Much has been written about Opternative, and I will not rehash what the product is and what it purports to do. I will say the product presents a clear and present danger to the eye health of the unsuspecting public. We can argue the merits of disruptive technology, but the bottom line is the product as currently marketed as an “eye exam” is a public health threat.
Executives from online refraction companies discussed their services during Vision Expo East. Opternative CEO Aaron Dallek; EyeNetra CTO Vitor Pamplona, PhD; and myVisionPOD Founder Hal Wilson shared information about their companies and answered questions from the audience about the future of online refraction.
There is no question that our profession is undergoing rapid change as well as significant challenges. As a profession, we are faced with the dual responsibility of protecting our patient and maintaining our proficiency. Both of these also fall under the legal jurisdiction of the State Board of Optometry in the states in which we are licensed. Some state boards have already acted, but most have not. One that has not is California.
I recently completed Robin Cook’s new medical thriller, Cell. Cook, best known for his books Coma and Outbreak, is an ophthalmologist by training, and his books often tie his story lines to current events. Not to spoil the book for those who want to read the novel, but the premise of Cell is that a phone app, named iDoc, has been designed to replace the primary-care physician.
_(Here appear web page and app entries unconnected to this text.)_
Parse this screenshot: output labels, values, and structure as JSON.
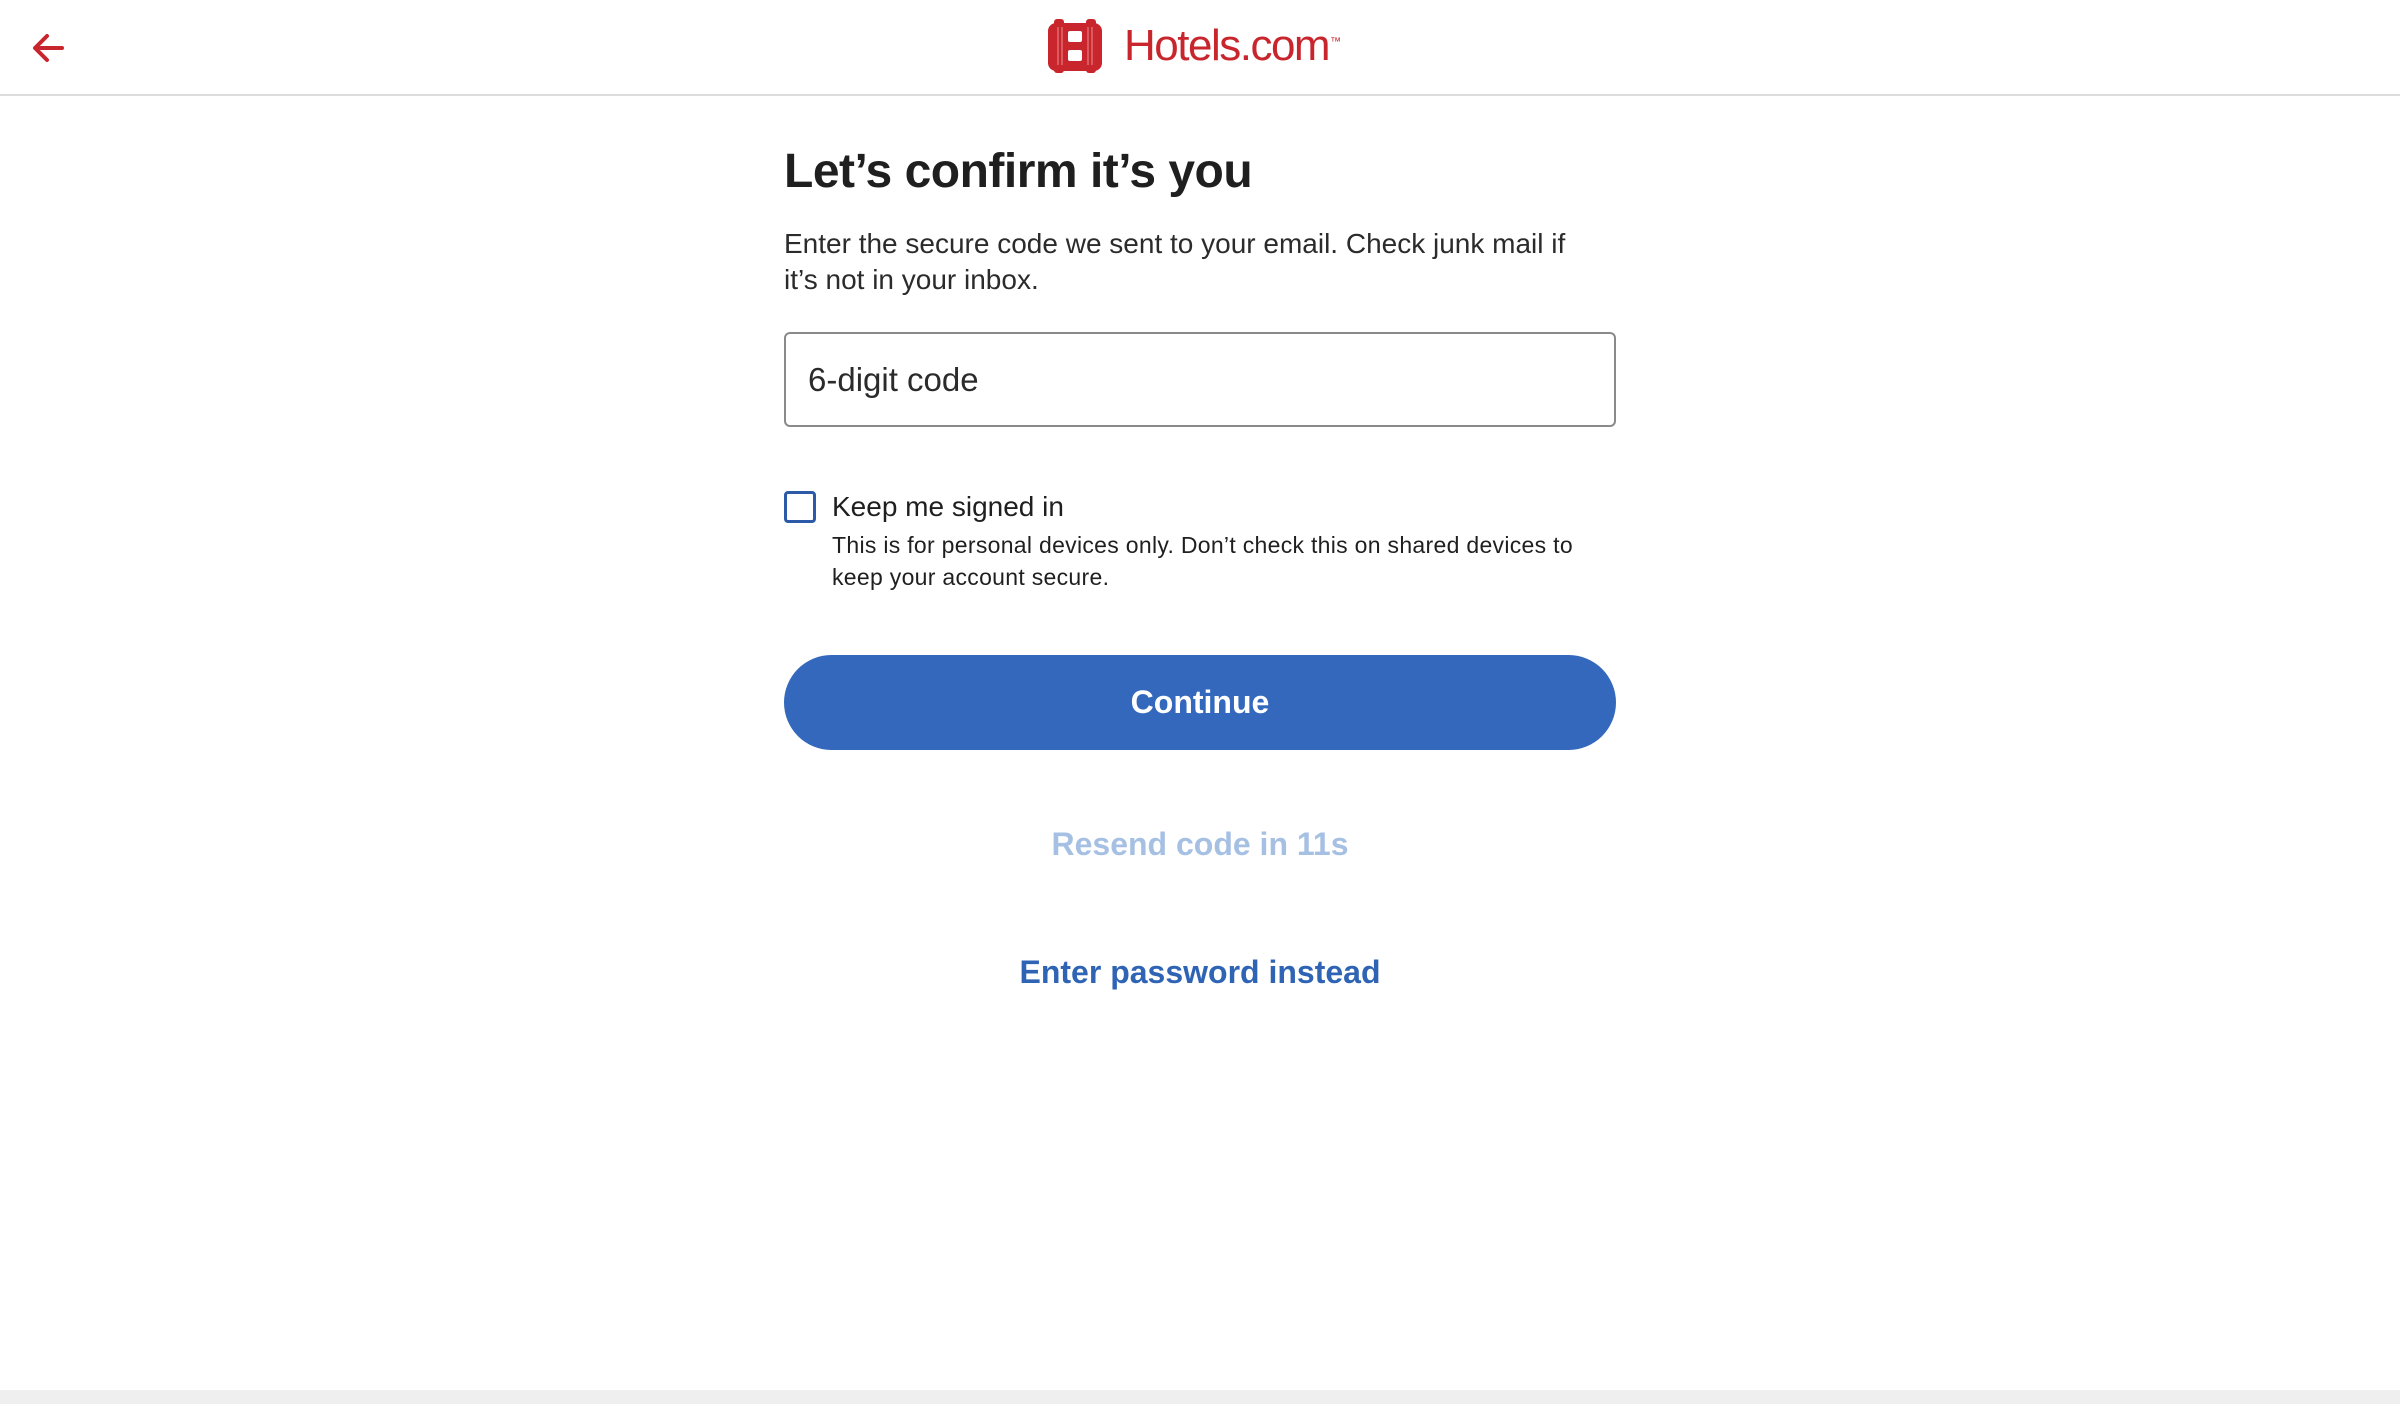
{
  "header": {
    "back_icon": "arrow-left-icon",
    "logo_text": "Hotels.com",
    "logo_tm": "™",
    "brand_color": "#c8262c"
  },
  "form": {
    "title": "Let’s confirm it’s you",
    "subtitle": "Enter the secure code we sent to your email. Check junk mail if it’s not in your inbox.",
    "code_input": {
      "placeholder": "6-digit code",
      "value": ""
    },
    "keep_signed_in": {
      "label": "Keep me signed in",
      "help": "This is for personal devices only. Don’t check this on shared devices to keep your account secure.",
      "checked": false
    },
    "continue_label": "Continue",
    "resend_label": "Resend code in 11s",
    "password_link": "Enter password instead"
  },
  "colors": {
    "primary": "#3368bd",
    "link": "#2f64b5",
    "disabled_link": "#a6c0e3",
    "checkbox_border": "#2c5aa8"
  }
}
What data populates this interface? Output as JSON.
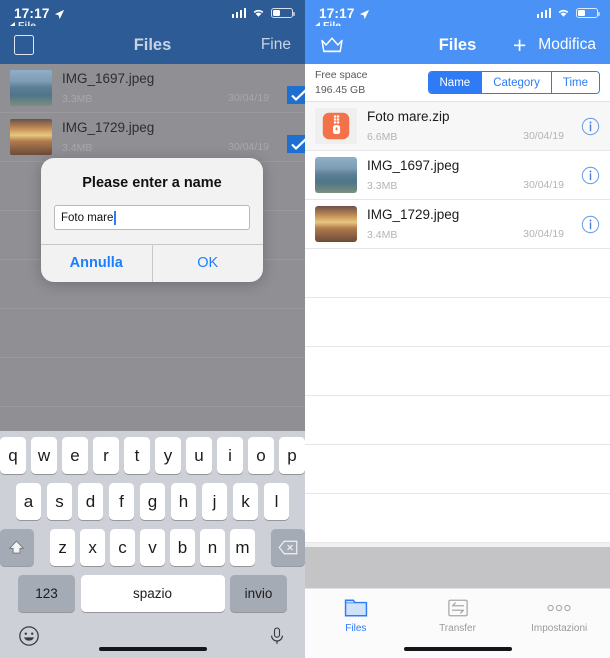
{
  "left": {
    "status": {
      "time": "17:17",
      "location_icon": "location-arrow-icon",
      "signal_icon": "cellular-bars-icon",
      "wifi_icon": "wifi-icon",
      "battery_icon": "battery-icon"
    },
    "back_label": "File",
    "nav": {
      "select_all_icon": "select-square-icon",
      "title": "Files",
      "done_label": "Fine"
    },
    "files": [
      {
        "name": "IMG_1697.jpeg",
        "size": "3.3MB",
        "date": "30/04/19",
        "thumb": "beach-thumbnail",
        "selected": true
      },
      {
        "name": "IMG_1729.jpeg",
        "size": "3.4MB",
        "date": "30/04/19",
        "thumb": "sunset-thumbnail",
        "selected": true
      }
    ],
    "dialog": {
      "title": "Please enter a name",
      "input_value": "Foto mare",
      "cancel_label": "Annulla",
      "ok_label": "OK"
    },
    "keyboard": {
      "row1": [
        "q",
        "w",
        "e",
        "r",
        "t",
        "y",
        "u",
        "i",
        "o",
        "p"
      ],
      "row2": [
        "a",
        "s",
        "d",
        "f",
        "g",
        "h",
        "j",
        "k",
        "l"
      ],
      "row3": [
        "z",
        "x",
        "c",
        "v",
        "b",
        "n",
        "m"
      ],
      "shift_icon": "shift-icon",
      "backspace_icon": "backspace-icon",
      "numbers_label": "123",
      "space_label": "spazio",
      "return_label": "invio",
      "emoji_icon": "emoji-icon",
      "dictation_icon": "microphone-icon"
    }
  },
  "right": {
    "status": {
      "time": "17:17",
      "location_icon": "location-arrow-icon",
      "signal_icon": "cellular-bars-icon",
      "wifi_icon": "wifi-icon",
      "battery_icon": "battery-icon"
    },
    "back_label": "File",
    "nav": {
      "premium_icon": "crown-icon",
      "title": "Files",
      "add_icon": "plus-icon",
      "edit_label": "Modifica"
    },
    "subbar": {
      "free_space_label": "Free space",
      "free_space_value": "196.45 GB",
      "segments": [
        {
          "label": "Name",
          "active": true
        },
        {
          "label": "Category",
          "active": false
        },
        {
          "label": "Time",
          "active": false
        }
      ]
    },
    "files": [
      {
        "name": "Foto mare.zip",
        "size": "6.6MB",
        "date": "30/04/19",
        "thumb": "zip-archive-icon",
        "info_icon": "info-icon"
      },
      {
        "name": "IMG_1697.jpeg",
        "size": "3.3MB",
        "date": "30/04/19",
        "thumb": "beach-thumbnail",
        "info_icon": "info-icon"
      },
      {
        "name": "IMG_1729.jpeg",
        "size": "3.4MB",
        "date": "30/04/19",
        "thumb": "sunset-thumbnail",
        "info_icon": "info-icon"
      }
    ],
    "tabs": [
      {
        "label": "Files",
        "icon": "folder-icon",
        "active": true
      },
      {
        "label": "Transfer",
        "icon": "transfer-icon",
        "active": false
      },
      {
        "label": "Impostazioni",
        "icon": "ellipsis-icon",
        "active": false
      }
    ]
  },
  "colors": {
    "accent_blue": "#2f7bf5",
    "nav_blue": "#4a92f5",
    "nav_blue_dimmed": "#2d5b95",
    "zip_orange": "#f4724a",
    "dim_gray": "#8f8f94"
  }
}
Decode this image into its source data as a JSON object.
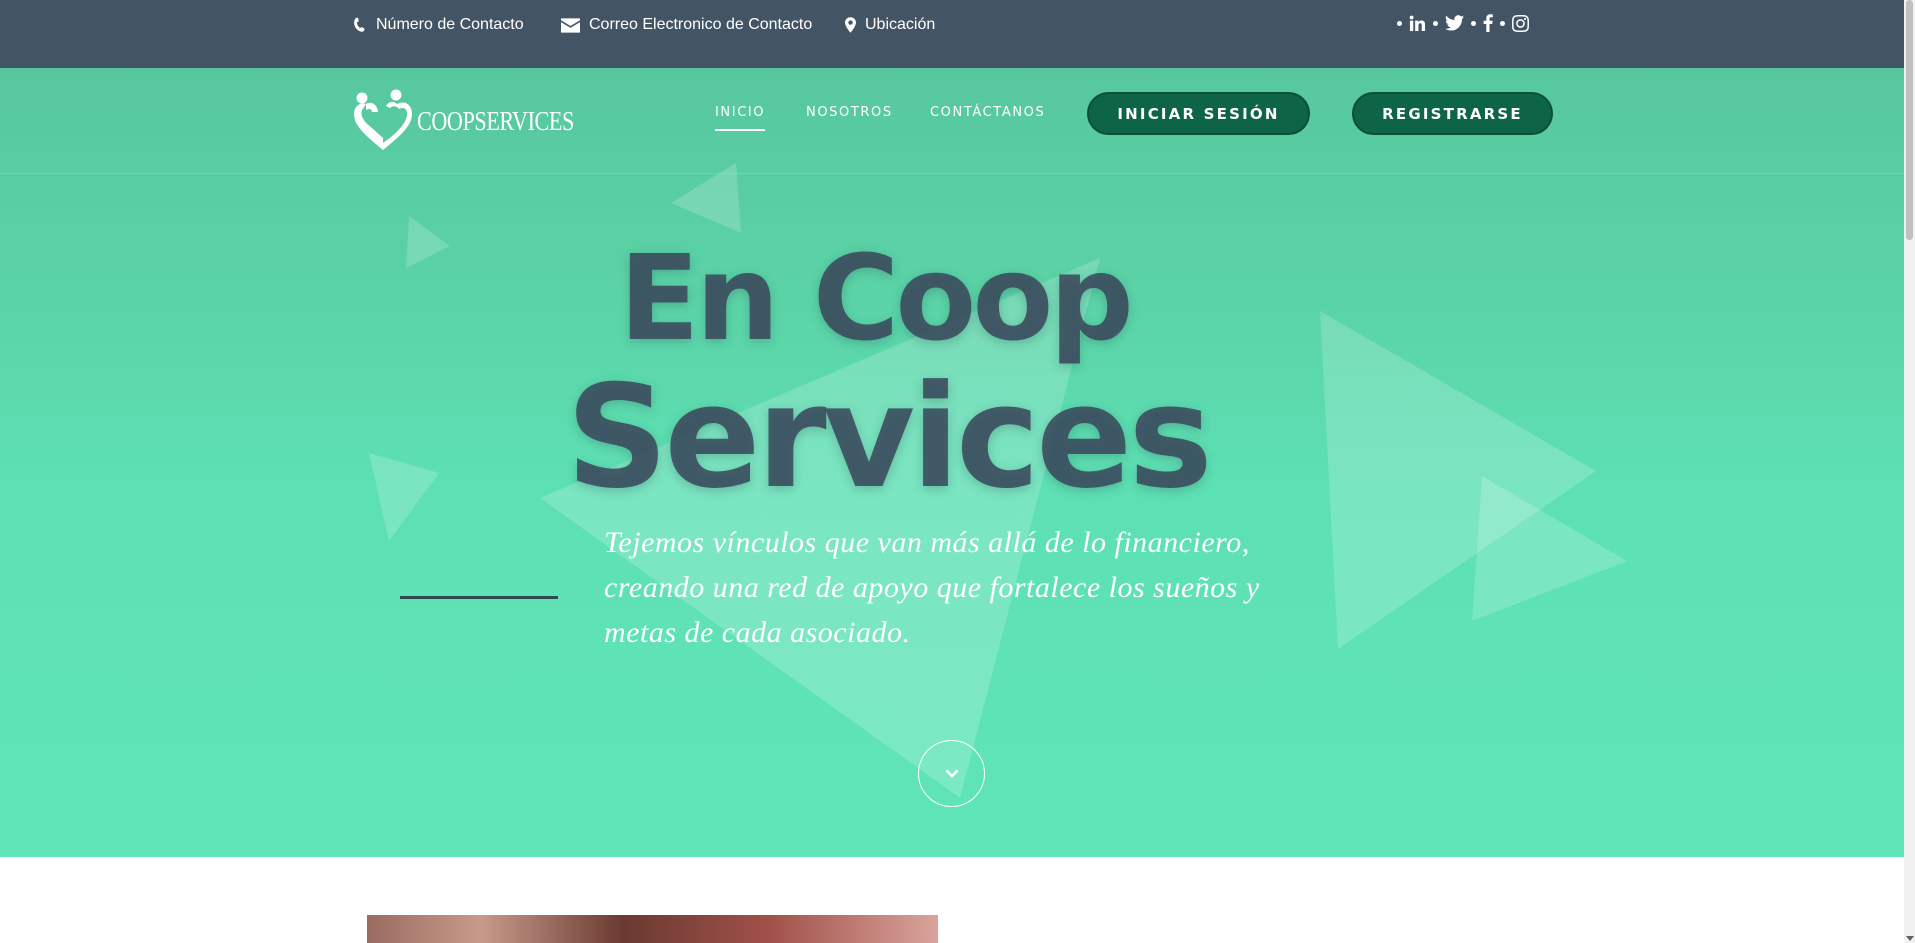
{
  "topbar": {
    "phone_label": "Número de Contacto",
    "email_label": "Correo Electronico de Contacto",
    "location_label": "Ubicación",
    "socials": [
      "linkedin-icon",
      "twitter-icon",
      "facebook-icon",
      "instagram-icon"
    ]
  },
  "brand": {
    "logo_text": "COOPSERVICES"
  },
  "nav": {
    "items": [
      {
        "label": "INICIO",
        "active": true
      },
      {
        "label": "NOSOTROS",
        "active": false
      },
      {
        "label": "CONTÁCTANOS",
        "active": false
      }
    ],
    "login_label": "INICIAR SESIÓN",
    "register_label": "REGISTRARSE"
  },
  "hero": {
    "headline_line1": "En Coop",
    "headline_line2": "Services",
    "subtitle": "Tejemos vínculos que van más allá de lo financiero, creando una red de apoyo que fortalece los sueños y metas de cada asociado.",
    "scroll_icon": "chevron-down-icon"
  },
  "colors": {
    "topbar_bg": "#435565",
    "hero_green": "#5fe5b8",
    "button_green": "#0e6447",
    "headline": "#3a4a5c"
  }
}
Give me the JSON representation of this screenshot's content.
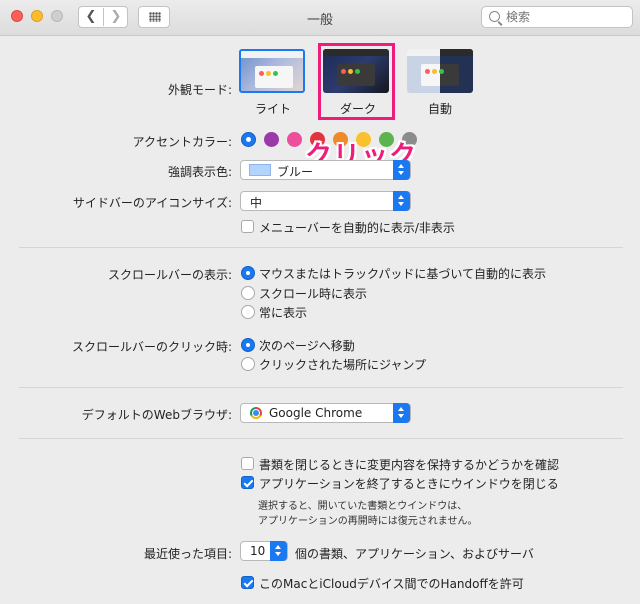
{
  "window": {
    "title": "一般"
  },
  "search": {
    "placeholder": "検索"
  },
  "appearance": {
    "label": "外観モード:",
    "options": [
      {
        "label": "ライト"
      },
      {
        "label": "ダーク",
        "selected": true
      },
      {
        "label": "自動"
      }
    ]
  },
  "accent": {
    "label": "アクセントカラー:",
    "colors": [
      "#1a78f0",
      "#9a3aa8",
      "#ec4f9c",
      "#e0353e",
      "#f1892b",
      "#f8c12d",
      "#5db34d",
      "#8c8c8c"
    ],
    "selected_index": 0
  },
  "annotation": {
    "text": "クリック",
    "color": "#ee1c7a"
  },
  "highlight": {
    "label": "強調表示色:",
    "value": "ブルー",
    "swatch_color": "#b3d4fc"
  },
  "sidebar_icon": {
    "label": "サイドバーのアイコンサイズ:",
    "value": "中",
    "menubar_checkbox": {
      "label": "メニューバーを自動的に表示/非表示",
      "checked": false
    }
  },
  "scrollbar_show": {
    "label": "スクロールバーの表示:",
    "options": [
      {
        "label": "マウスまたはトラックパッドに基づいて自動的に表示",
        "selected": true
      },
      {
        "label": "スクロール時に表示",
        "selected": false
      },
      {
        "label": "常に表示",
        "selected": false
      }
    ]
  },
  "scrollbar_click": {
    "label": "スクロールバーのクリック時:",
    "options": [
      {
        "label": "次のページへ移動",
        "selected": true
      },
      {
        "label": "クリックされた場所にジャンプ",
        "selected": false
      }
    ]
  },
  "browser": {
    "label": "デフォルトのWebブラウザ:",
    "value": "Google Chrome",
    "icon": "chrome-icon"
  },
  "documents": {
    "ask_keep_changes": {
      "label": "書類を閉じるときに変更内容を保持するかどうかを確認",
      "checked": false
    },
    "close_windows": {
      "label": "アプリケーションを終了するときにウインドウを閉じる",
      "checked": true
    },
    "note_line1": "選択すると、開いていた書類とウインドウは、",
    "note_line2": "アプリケーションの再開時には復元されません。"
  },
  "recent": {
    "label": "最近使った項目:",
    "value": "10",
    "suffix": "個の書類、アプリケーション、およびサーバ"
  },
  "handoff": {
    "label": "このMacとiCloudデバイス間でのHandoffを許可",
    "checked": true
  }
}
To protect consumers’ eye and vision health, the American Optometric Association is warning the public about the false claims that they provide an online “eye exam,” stating that these claims are confusing and misleading.